Her arrest came while Pennsylvania is under a statewide stay-at-home order, in effect until at least May 8.

The order, put in place to curb the spread of coronavirus in the state, mandates that all residents must stay home and refrain from nonessential travel, venturing out for certain essential activities and to go to work.

The state has more than 43,000 confirmed cases of COVID-19, the disease caused by the novel coronavirus, and 1,716 deaths, according to the Pennsylvania Department of Health.

This infographic, provided by Statista, shows the number of COVID-19 cases in the U.S. as of April 29.

Coronavirus COVID-19 United States Statista
Spread of COVID-19 across the U.S. Statista

Centers for Disease Control and Prevention Advice on Using Face Coverings to Slow Spread of COVID-19

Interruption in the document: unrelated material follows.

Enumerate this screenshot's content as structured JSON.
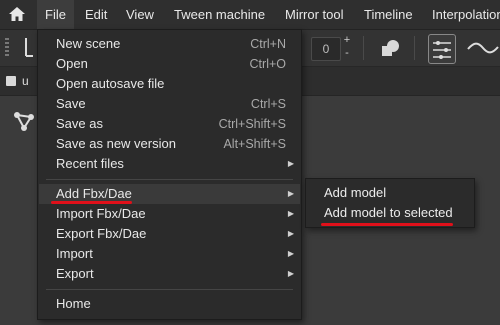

  • CDC recommends wearing a cloth face covering in public where social distancing measures are difficult to maintain.
  • A simple cloth face covering can help slow the spread of the virus by those infected and by those who do not exhibit symptoms.
  • Cloth face coverings can be fashioned from household items. Guides are offered by the CDC. (https://www.cdc.gov/coronavirus/2019-ncov/prevent-getting-sick/diy-cloth-face-coverings.html)
  • Cloth face coverings should be washed regularly. A washing machine will suffice.
  • Practice safe removal of face coverings by not touching eyes, nose, and mouth, and wash hands immediately after removing the covering.

World Health Organization advice for avoiding spread of coronavirus disease (COVID-19)

Hygiene advice

  • Clean hands frequently with soap and water, or alcohol-based hand rub.
  • Wash hands after coughing or sneezing; when caring for the sick; before, during and after food preparation; before eating; after using the toilet; when hands are visibly dirty; and after handling animals or waste.
  • Maintain at least 1 meter (3 feet) distance from anyone who is coughing or sneezing.
  • Avoid touching your hands, nose and mouth. Do not spit in public.
  • Cover your mouth and nose with a tissue or bent elbow when coughing or sneezing. Discard the tissue immediately and clean your hands.

Medical advice

  • Avoid close contact with others if you have any symptoms.
  • Stay at home if you feel unwell, even with mild symptoms such as headache and runny nose, to avoid potential spread of the disease to medical facilities and other people.
  • If you develop serious symptoms (fever, cough, difficulty breathing) seek medical care early and contact local health authorities in advance.
  • Note any recent contact with others and travel details to provide to authorities who can trace and prevent spread of the disease.
  • Stay up to date on COVID-19 developments issued by health authorities and follow their guidance.

Mask and glove usage

  • Healthy individuals only need to wear a mask if taking care of a sick person.
  • Wear a mask if you are coughing or sneezing.
  • Masks are effective when used in combination with frequent hand cleaning.
  • Do not touch the mask while wearing it. Clean hands if you touch the mask.
  • Learn how to properly put on, remove and dispose of masks. Clean hands after disposing of the mask.
  • Do not reuse single-use masks.
  • Regularly washing bare hands is more effective against catching COVID-19 than wearing rubber gloves.
  • The COVID-19 virus can still be picked up on rubber gloves and transmitted by touching your face.

This article has been updated with information from Pennsylvania State Police.

Pennsylvania Woman Tells Troopers She Spent Stimulus Check on Drugs for Her Girlfriend | U.S.